Gendered social expectations can influence how women express and experience mood disorders and anxiety. Inaccurate stereotypes and gender bias unfortunately remain pervasive within many health fields, further complicating the way anxiety can be understood and diagnosed in women.

Women also endure higher rates of sexual violence and discrimination, sometimes exacerbating mental health symptoms, but the associated stigma and fear for safety can prevent women from feeling comfortable disclosing and sharing their experiences.

Major stereotypes I’ve observed:

  1. Women are more "sensitive" The idea that anxiety is simply explained by a woman's hypersensitivity is a myth that is should have died by now. The stigma and shame associated with this overgeneralization diminishes a person's anxiety symptoms, leading to a silent suffering.

  2. It's just PMS It is important to pay attention to and honor every part of a person's physiological experience when working with anxiety, to understand as much as possible all contributing factors, however, dismissing anxiety as a normal part of being a woman doesn't allow for a valid space to process how hard anxiety can be.

  3. Women get crazy and desperate in their 30's I am continuously surprised when I hear this from my clients, and I hear this fairly regularly. This is an internalized message my clients often repeat to me - if a woman is single and in her 30's, all of her mood symptoms or difficult emotions can be distilled into this one misogynistic stereotype. This can prohibit someone from acknowledging, validating, and working with her anxiety so she can feel better.

  4. Women need their anxiety to get ahead Women cope with many limiting stereotypes as they navigate their careers. The way women are expected to negotiate and advocate for themselves in a way that doesn't offend anyone has contributed to the idea that anxiety is a given in a difficult work environment. This can sometimes even manifest as a badge of honor - a woman is working so hard she has "Sunday Scaries" every week. This is another way in which the pain and discomfort that can come with anxiety can be dismissed.

  5. Women are just more neurotic The expectation that women manage multiple roles fosters an environment in which a woman is seen as multitasking and neurotic. This perpetuates the idea that women will manage this additional emotional labor, and further demeans any anxiety experience she may be having.

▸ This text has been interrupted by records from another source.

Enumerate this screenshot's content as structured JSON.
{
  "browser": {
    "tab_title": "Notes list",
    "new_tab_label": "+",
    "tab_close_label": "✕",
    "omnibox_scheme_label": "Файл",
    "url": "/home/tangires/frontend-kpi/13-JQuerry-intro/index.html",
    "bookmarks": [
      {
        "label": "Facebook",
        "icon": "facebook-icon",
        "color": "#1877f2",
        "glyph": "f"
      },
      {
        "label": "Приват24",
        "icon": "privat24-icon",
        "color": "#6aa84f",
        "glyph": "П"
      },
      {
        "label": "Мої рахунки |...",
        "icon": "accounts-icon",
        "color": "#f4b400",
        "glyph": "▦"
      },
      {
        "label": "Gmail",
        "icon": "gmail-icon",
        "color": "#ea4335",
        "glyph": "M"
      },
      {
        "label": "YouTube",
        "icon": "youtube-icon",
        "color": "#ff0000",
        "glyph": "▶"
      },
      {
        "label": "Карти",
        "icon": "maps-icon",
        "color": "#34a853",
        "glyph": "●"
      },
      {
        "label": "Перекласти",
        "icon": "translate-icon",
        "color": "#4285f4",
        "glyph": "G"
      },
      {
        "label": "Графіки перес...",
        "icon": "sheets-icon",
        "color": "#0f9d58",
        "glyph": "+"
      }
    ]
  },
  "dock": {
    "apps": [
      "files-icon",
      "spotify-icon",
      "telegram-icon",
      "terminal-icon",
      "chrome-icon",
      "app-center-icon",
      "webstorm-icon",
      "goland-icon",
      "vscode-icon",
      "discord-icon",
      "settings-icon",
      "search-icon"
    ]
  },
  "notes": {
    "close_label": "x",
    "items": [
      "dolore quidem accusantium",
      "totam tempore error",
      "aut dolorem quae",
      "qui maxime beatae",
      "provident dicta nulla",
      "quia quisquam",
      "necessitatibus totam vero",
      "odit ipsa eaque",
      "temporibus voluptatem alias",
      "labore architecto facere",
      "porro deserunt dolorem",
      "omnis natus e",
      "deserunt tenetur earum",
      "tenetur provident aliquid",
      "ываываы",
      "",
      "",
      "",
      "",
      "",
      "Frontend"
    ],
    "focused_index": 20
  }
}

I’m here for you if you want to explore more. Contact me to schedule a free consultation.

laura federico